* [RECORDS FOR THIS EXERCISE]:
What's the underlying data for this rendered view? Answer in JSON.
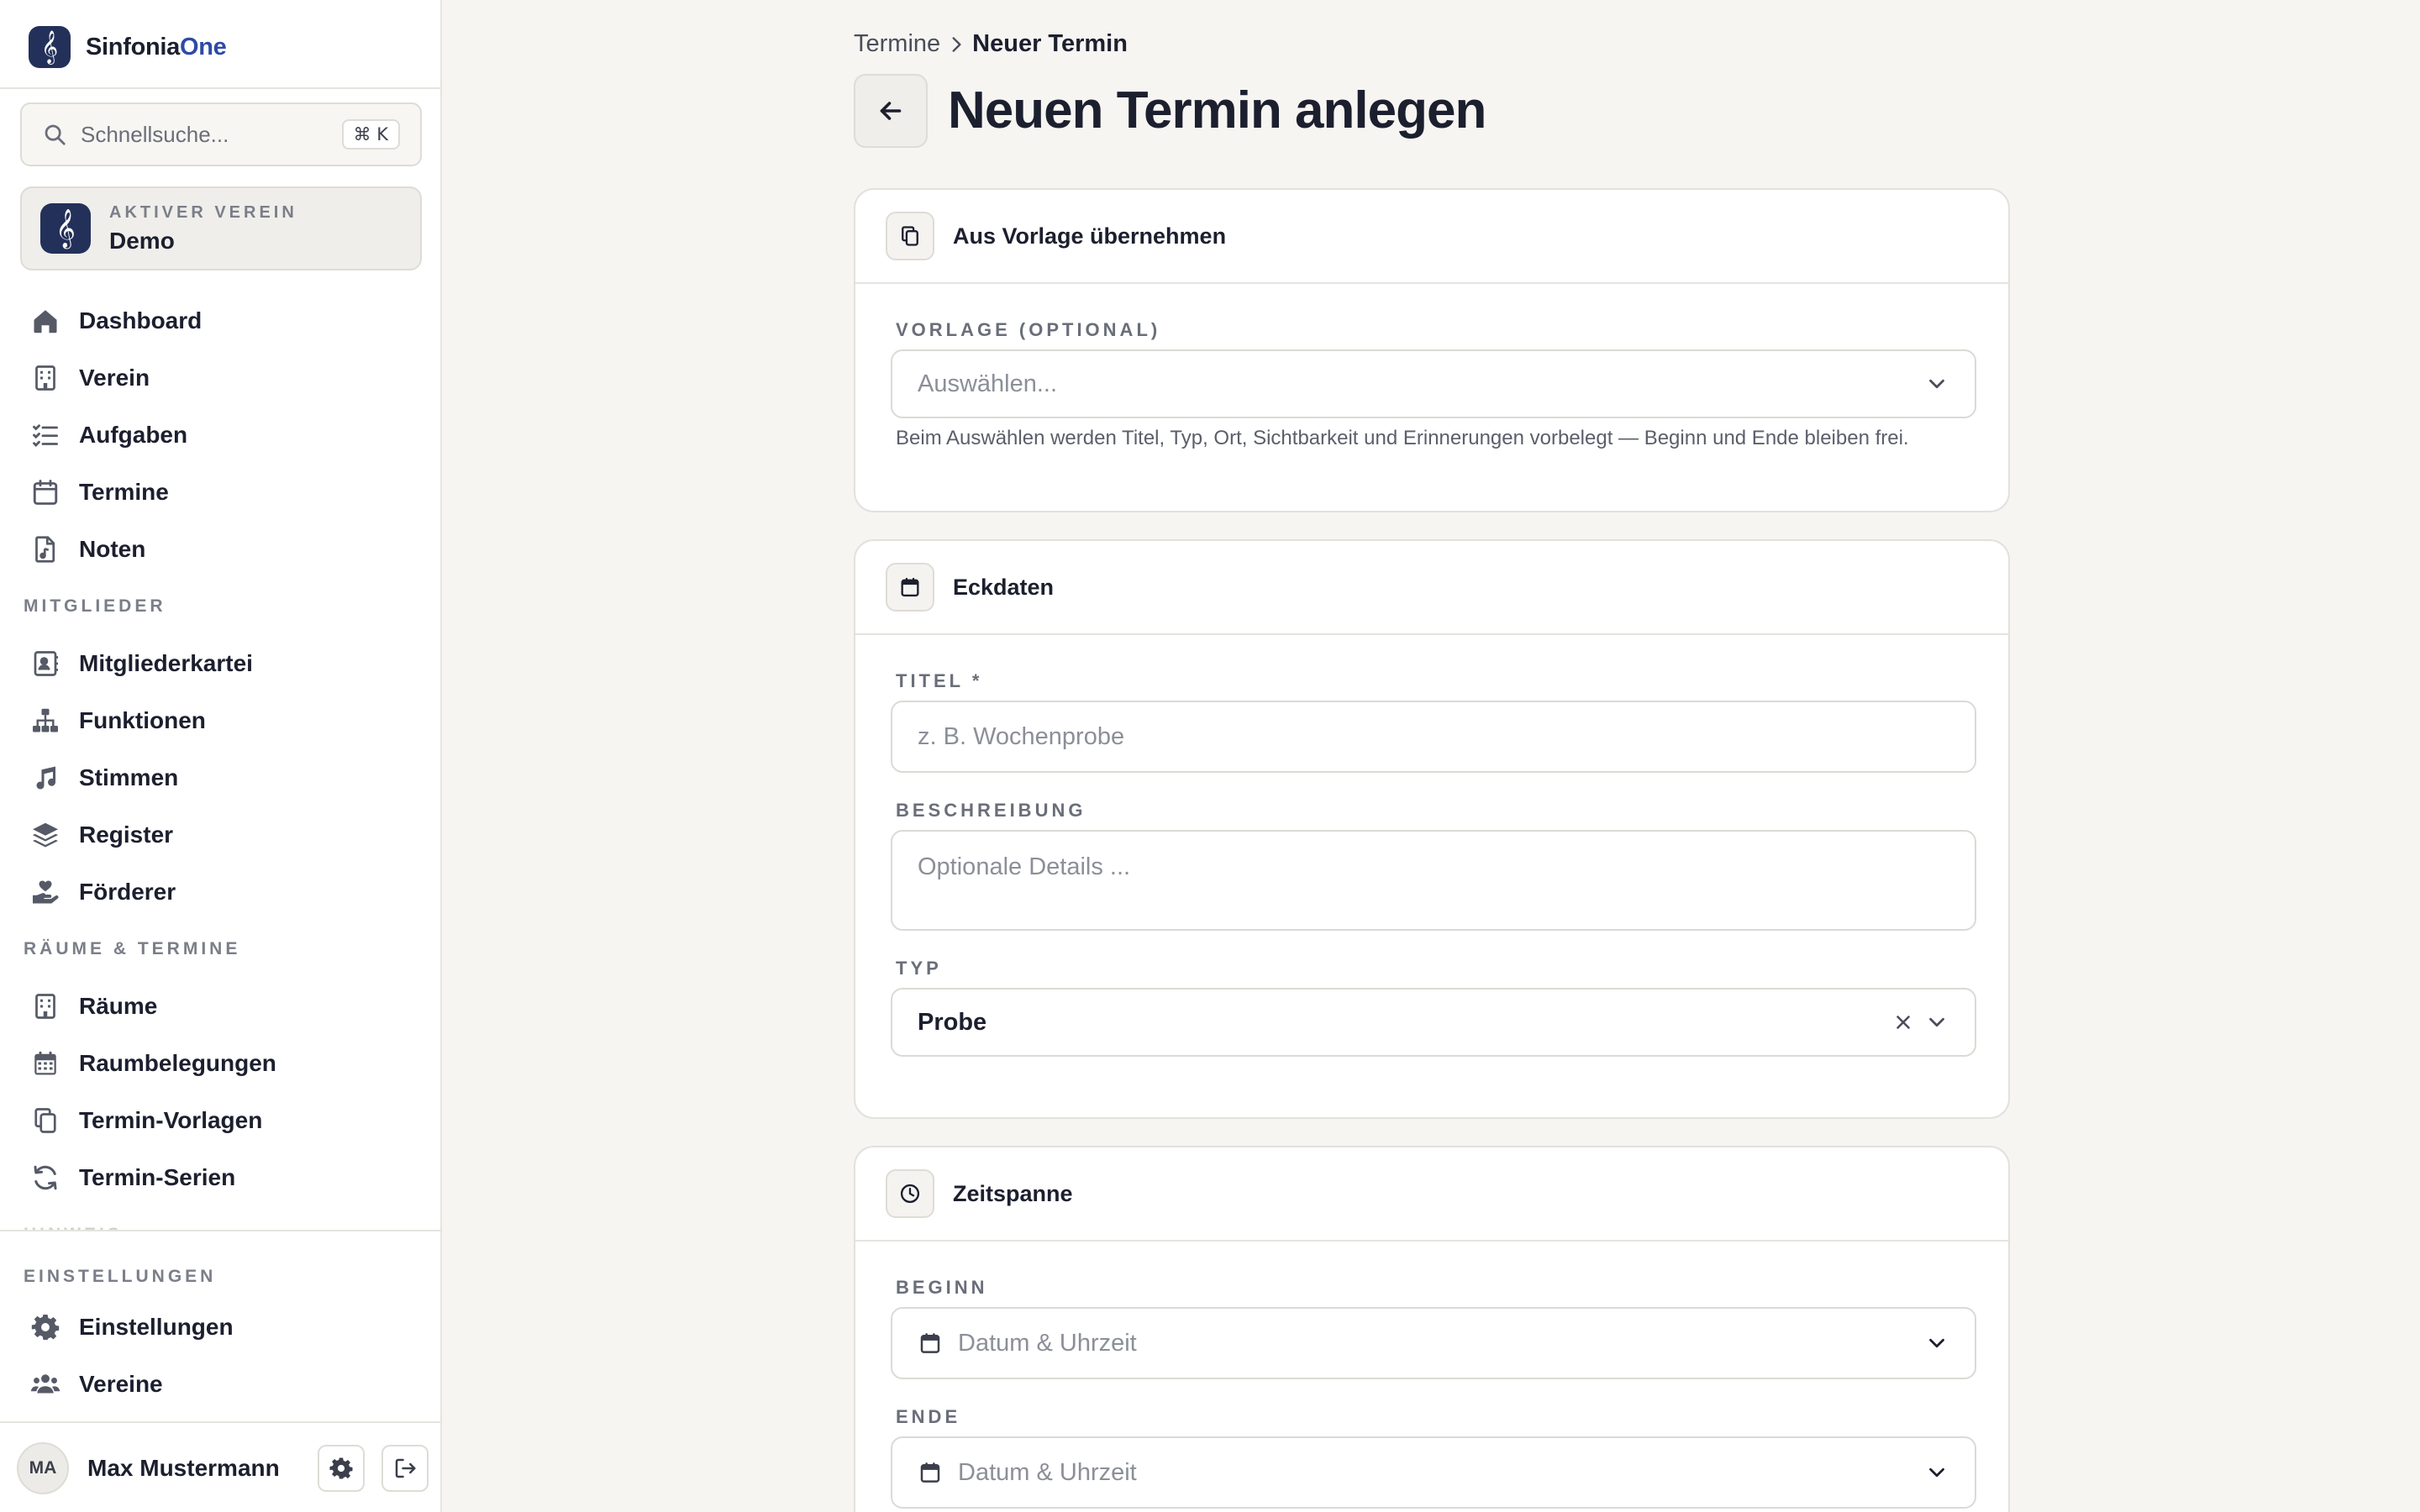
{
  "app": {
    "name_main": "Sinfonia",
    "name_accent": "One"
  },
  "sidebar": {
    "search_placeholder": "Schnellsuche...",
    "search_shortcut": "⌘ K",
    "club": {
      "kicker": "AKTIVER VEREIN",
      "name": "Demo"
    },
    "main_items": [
      {
        "label": "Dashboard",
        "icon": "home-icon"
      },
      {
        "label": "Verein",
        "icon": "building-icon"
      },
      {
        "label": "Aufgaben",
        "icon": "checklist-icon"
      },
      {
        "label": "Termine",
        "icon": "calendar-icon"
      },
      {
        "label": "Noten",
        "icon": "sheet-music-file-icon"
      }
    ],
    "section_members": "MITGLIEDER",
    "member_items": [
      {
        "label": "Mitgliederkartei",
        "icon": "contact-card-icon"
      },
      {
        "label": "Funktionen",
        "icon": "org-chart-icon"
      },
      {
        "label": "Stimmen",
        "icon": "music-note-icon"
      },
      {
        "label": "Register",
        "icon": "layers-icon"
      },
      {
        "label": "Förderer",
        "icon": "hand-heart-icon"
      }
    ],
    "section_rooms": "RÄUME & TERMINE",
    "room_items": [
      {
        "label": "Räume",
        "icon": "building-icon"
      },
      {
        "label": "Raumbelegungen",
        "icon": "calendar-grid-icon"
      },
      {
        "label": "Termin-Vorlagen",
        "icon": "copy-icon"
      },
      {
        "label": "Termin-Serien",
        "icon": "refresh-icon"
      }
    ],
    "section_settings": "EINSTELLUNGEN",
    "settings_items": [
      {
        "label": "Einstellungen",
        "icon": "gear-icon"
      },
      {
        "label": "Vereine",
        "icon": "users-icon"
      }
    ],
    "user": {
      "initials": "MA",
      "name": "Max Mustermann"
    }
  },
  "breadcrumb": {
    "parent": "Termine",
    "current": "Neuer Termin"
  },
  "page_title": "Neuen Termin anlegen",
  "cards": {
    "template": {
      "title": "Aus Vorlage übernehmen",
      "label": "VORLAGE (OPTIONAL)",
      "placeholder": "Auswählen...",
      "hint": "Beim Auswählen werden Titel, Typ, Ort, Sichtbarkeit und Erinnerungen vorbelegt — Beginn und Ende bleiben frei."
    },
    "basics": {
      "title": "Eckdaten",
      "title_label": "TITEL *",
      "title_placeholder": "z. B. Wochenprobe",
      "description_label": "BESCHREIBUNG",
      "description_placeholder": "Optionale Details ...",
      "type_label": "TYP",
      "type_value": "Probe"
    },
    "timespan": {
      "title": "Zeitspanne",
      "start_label": "BEGINN",
      "start_placeholder": "Datum & Uhrzeit",
      "end_label": "ENDE",
      "end_placeholder": "Datum & Uhrzeit"
    }
  }
}
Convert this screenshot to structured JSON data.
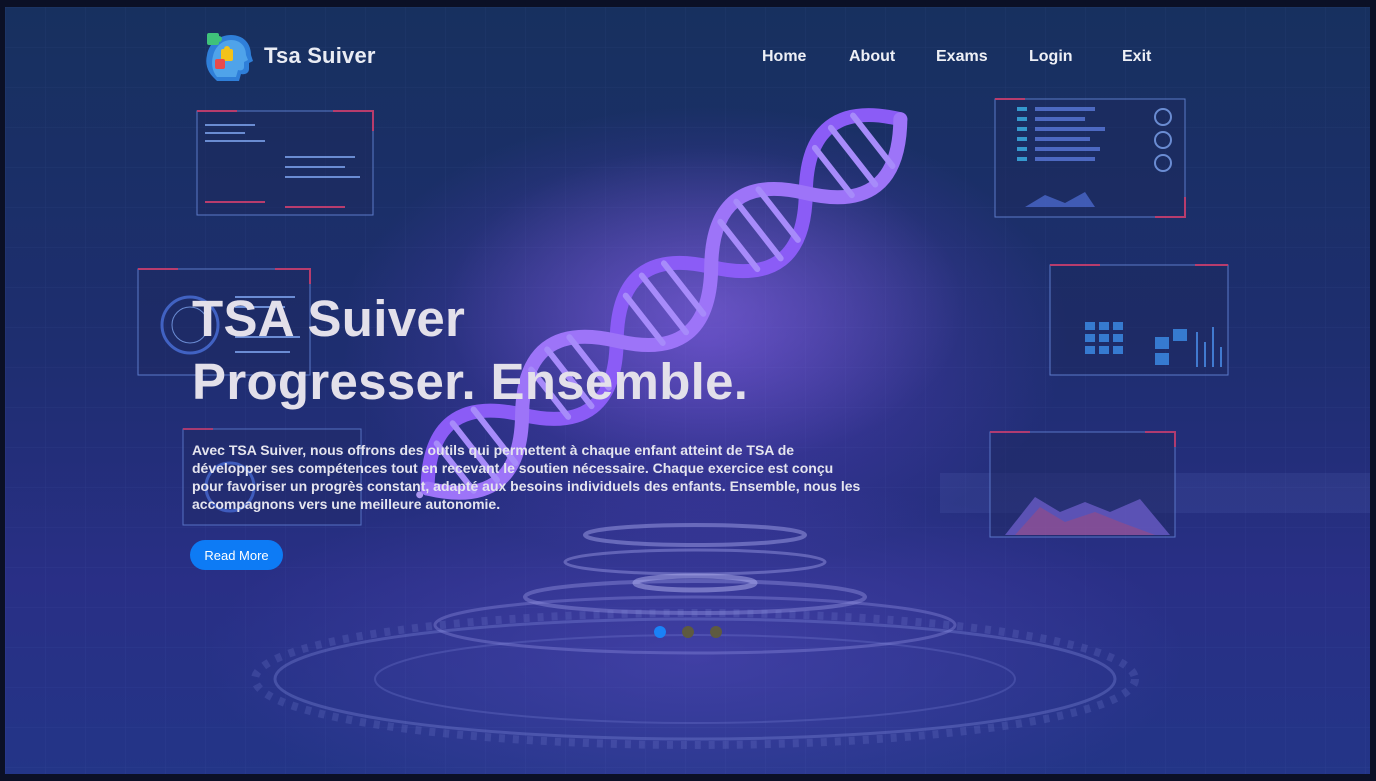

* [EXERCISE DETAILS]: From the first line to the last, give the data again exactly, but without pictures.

* [SOLVED PROBLEM]:
What's the underlying data for this rendered view? Answer in JSON.
{
  "app": {
    "name_main": "Sinfonia",
    "name_accent": "One"
  },
  "sidebar": {
    "search_placeholder": "Schnellsuche...",
    "search_shortcut": "⌘ K",
    "club": {
      "kicker": "AKTIVER VEREIN",
      "name": "Demo"
    },
    "main_items": [
      {
        "label": "Dashboard",
        "icon": "home-icon"
      },
      {
        "label": "Verein",
        "icon": "building-icon"
      },
      {
        "label": "Aufgaben",
        "icon": "checklist-icon"
      },
      {
        "label": "Termine",
        "icon": "calendar-icon"
      },
      {
        "label": "Noten",
        "icon": "sheet-music-file-icon"
      }
    ],
    "section_members": "MITGLIEDER",
    "member_items": [
      {
        "label": "Mitgliederkartei",
        "icon": "contact-card-icon"
      },
      {
        "label": "Funktionen",
        "icon": "org-chart-icon"
      },
      {
        "label": "Stimmen",
        "icon": "music-note-icon"
      },
      {
        "label": "Register",
        "icon": "layers-icon"
      },
      {
        "label": "Förderer",
        "icon": "hand-heart-icon"
      }
    ],
    "section_rooms": "RÄUME & TERMINE",
    "room_items": [
      {
        "label": "Räume",
        "icon": "building-icon"
      },
      {
        "label": "Raumbelegungen",
        "icon": "calendar-grid-icon"
      },
      {
        "label": "Termin-Vorlagen",
        "icon": "copy-icon"
      },
      {
        "label": "Termin-Serien",
        "icon": "refresh-icon"
      }
    ],
    "section_settings": "EINSTELLUNGEN",
    "settings_items": [
      {
        "label": "Einstellungen",
        "icon": "gear-icon"
      },
      {
        "label": "Vereine",
        "icon": "users-icon"
      }
    ],
    "user": {
      "initials": "MA",
      "name": "Max Mustermann"
    }
  },
  "breadcrumb": {
    "parent": "Termine",
    "current": "Neuer Termin"
  },
  "page_title": "Neuen Termin anlegen",
  "cards": {
    "template": {
      "title": "Aus Vorlage übernehmen",
      "label": "VORLAGE (OPTIONAL)",
      "placeholder": "Auswählen...",
      "hint": "Beim Auswählen werden Titel, Typ, Ort, Sichtbarkeit und Erinnerungen vorbelegt — Beginn und Ende bleiben frei."
    },
    "basics": {
      "title": "Eckdaten",
      "title_label": "TITEL *",
      "title_placeholder": "z. B. Wochenprobe",
      "description_label": "BESCHREIBUNG",
      "description_placeholder": "Optionale Details ...",
      "type_label": "TYP",
      "type_value": "Probe"
    },
    "timespan": {
      "title": "Zeitspanne",
      "start_label": "BEGINN",
      "start_placeholder": "Datum & Uhrzeit",
      "end_label": "ENDE",
      "end_placeholder": "Datum & Uhrzeit"
    }
  }
}
Convert this screenshot to structured JSON data.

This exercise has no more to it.